[Opening Extracted records section]

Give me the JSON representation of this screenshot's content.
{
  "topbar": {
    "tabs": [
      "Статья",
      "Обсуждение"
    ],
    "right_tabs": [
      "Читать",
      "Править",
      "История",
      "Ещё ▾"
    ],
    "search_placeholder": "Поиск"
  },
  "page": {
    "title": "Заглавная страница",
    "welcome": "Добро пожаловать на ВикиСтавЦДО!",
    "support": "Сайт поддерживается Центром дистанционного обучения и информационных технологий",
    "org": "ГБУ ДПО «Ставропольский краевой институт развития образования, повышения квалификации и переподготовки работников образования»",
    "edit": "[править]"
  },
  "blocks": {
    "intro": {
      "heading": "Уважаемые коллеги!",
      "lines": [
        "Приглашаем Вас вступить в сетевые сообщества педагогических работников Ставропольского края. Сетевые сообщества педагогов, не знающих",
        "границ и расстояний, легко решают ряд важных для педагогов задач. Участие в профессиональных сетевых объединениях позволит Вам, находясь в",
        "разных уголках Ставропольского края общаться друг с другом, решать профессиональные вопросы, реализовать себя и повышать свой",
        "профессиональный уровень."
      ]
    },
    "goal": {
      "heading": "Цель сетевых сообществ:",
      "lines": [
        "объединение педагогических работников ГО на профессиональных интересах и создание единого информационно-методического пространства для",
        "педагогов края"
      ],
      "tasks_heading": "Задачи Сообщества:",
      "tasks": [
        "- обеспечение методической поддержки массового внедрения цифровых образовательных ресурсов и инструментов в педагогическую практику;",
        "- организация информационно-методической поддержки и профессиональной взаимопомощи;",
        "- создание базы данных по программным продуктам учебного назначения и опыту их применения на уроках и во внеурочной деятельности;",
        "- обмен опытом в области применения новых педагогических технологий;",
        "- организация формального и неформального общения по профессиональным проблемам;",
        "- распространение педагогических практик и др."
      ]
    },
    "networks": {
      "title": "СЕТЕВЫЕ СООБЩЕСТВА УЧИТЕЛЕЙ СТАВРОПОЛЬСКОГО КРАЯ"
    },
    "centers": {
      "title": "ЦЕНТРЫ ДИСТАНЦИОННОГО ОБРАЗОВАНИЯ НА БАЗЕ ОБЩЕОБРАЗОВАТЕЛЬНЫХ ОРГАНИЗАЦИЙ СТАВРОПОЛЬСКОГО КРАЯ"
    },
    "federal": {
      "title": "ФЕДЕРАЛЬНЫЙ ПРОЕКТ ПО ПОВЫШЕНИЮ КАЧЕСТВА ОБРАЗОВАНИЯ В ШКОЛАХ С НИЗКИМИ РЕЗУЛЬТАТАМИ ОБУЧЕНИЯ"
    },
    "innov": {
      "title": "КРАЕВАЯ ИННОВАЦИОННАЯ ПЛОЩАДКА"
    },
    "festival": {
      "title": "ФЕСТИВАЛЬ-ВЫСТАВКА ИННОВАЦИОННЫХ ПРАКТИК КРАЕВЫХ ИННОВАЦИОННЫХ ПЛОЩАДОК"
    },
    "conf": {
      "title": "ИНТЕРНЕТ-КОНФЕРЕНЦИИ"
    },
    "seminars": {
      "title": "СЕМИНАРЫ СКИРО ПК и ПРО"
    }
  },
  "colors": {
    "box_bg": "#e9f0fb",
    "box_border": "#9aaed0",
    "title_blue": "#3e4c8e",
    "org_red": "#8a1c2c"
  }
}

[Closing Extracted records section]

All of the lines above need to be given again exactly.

Result for this exercise >>
Give me the JSON representation of this screenshot's content.
{
  "topbar": {
    "tabs": [
      "Статья",
      "Обсуждение"
    ],
    "right_tabs": [
      "Читать",
      "Править",
      "История",
      "Ещё ▾"
    ],
    "search_placeholder": "Поиск"
  },
  "page": {
    "title": "Заглавная страница",
    "welcome": "Добро пожаловать на ВикиСтавЦДО!",
    "support": "Сайт поддерживается Центром дистанционного обучения и информационных технологий",
    "org": "ГБУ ДПО «Ставропольский краевой институт развития образования, повышения квалификации и переподготовки работников образования»",
    "edit": "[править]"
  },
  "blocks": {
    "intro": {
      "heading": "Уважаемые коллеги!",
      "lines": [
        "Приглашаем Вас вступить в сетевые сообщества педагогических работников Ставропольского края. Сетевые сообщества педагогов, не знающих",
        "границ и расстояний, легко решают ряд важных для педагогов задач. Участие в профессиональных сетевых объединениях позволит Вам, находясь в",
        "разных уголках Ставропольского края общаться друг с другом, решать профессиональные вопросы, реализовать себя и повышать свой",
        "профессиональный уровень."
      ]
    },
    "goal": {
      "heading": "Цель сетевых сообществ:",
      "lines": [
        "объединение педагогических работников ГО на профессиональных интересах и создание единого информационно-методического пространства для",
        "педагогов края"
      ],
      "tasks_heading": "Задачи Сообщества:",
      "tasks": [
        "- обеспечение методической поддержки массового внедрения цифровых образовательных ресурсов и инструментов в педагогическую практику;",
        "- организация информационно-методической поддержки и профессиональной взаимопомощи;",
        "- создание базы данных по программным продуктам учебного назначения и опыту их применения на уроках и во внеурочной деятельности;",
        "- обмен опытом в области применения новых педагогических технологий;",
        "- организация формального и неформального общения по профессиональным проблемам;",
        "- распространение педагогических практик и др."
      ]
    },
    "networks": {
      "title": "СЕТЕВЫЕ СООБЩЕСТВА УЧИТЕЛЕЙ СТАВРОПОЛЬСКОГО КРАЯ"
    },
    "centers": {
      "title": "ЦЕНТРЫ ДИСТАНЦИОННОГО ОБРАЗОВАНИЯ НА БАЗЕ ОБЩЕОБРАЗОВАТЕЛЬНЫХ ОРГАНИЗАЦИЙ СТАВРОПОЛЬСКОГО КРАЯ"
    },
    "federal": {
      "title": "ФЕДЕРАЛЬНЫЙ ПРОЕКТ ПО ПОВЫШЕНИЮ КАЧЕСТВА ОБРАЗОВАНИЯ В ШКОЛАХ С НИЗКИМИ РЕЗУЛЬТАТАМИ ОБУЧЕНИЯ"
    },
    "innov": {
      "title": "КРАЕВАЯ ИННОВАЦИОННАЯ ПЛОЩАДКА"
    },
    "festival": {
      "title": "ФЕСТИВАЛЬ-ВЫСТАВКА ИННОВАЦИОННЫХ ПРАКТИК КРАЕВЫХ ИННОВАЦИОННЫХ ПЛОЩАДОК"
    },
    "conf": {
      "title": "ИНТЕРНЕТ-КОНФЕРЕНЦИИ"
    },
    "seminars": {
      "title": "СЕМИНАРЫ СКИРО ПК и ПРО"
    }
  },
  "colors": {
    "box_bg": "#e9f0fb",
    "box_border": "#9aaed0",
    "title_blue": "#3e4c8e",
    "org_red": "#8a1c2c"
  }
}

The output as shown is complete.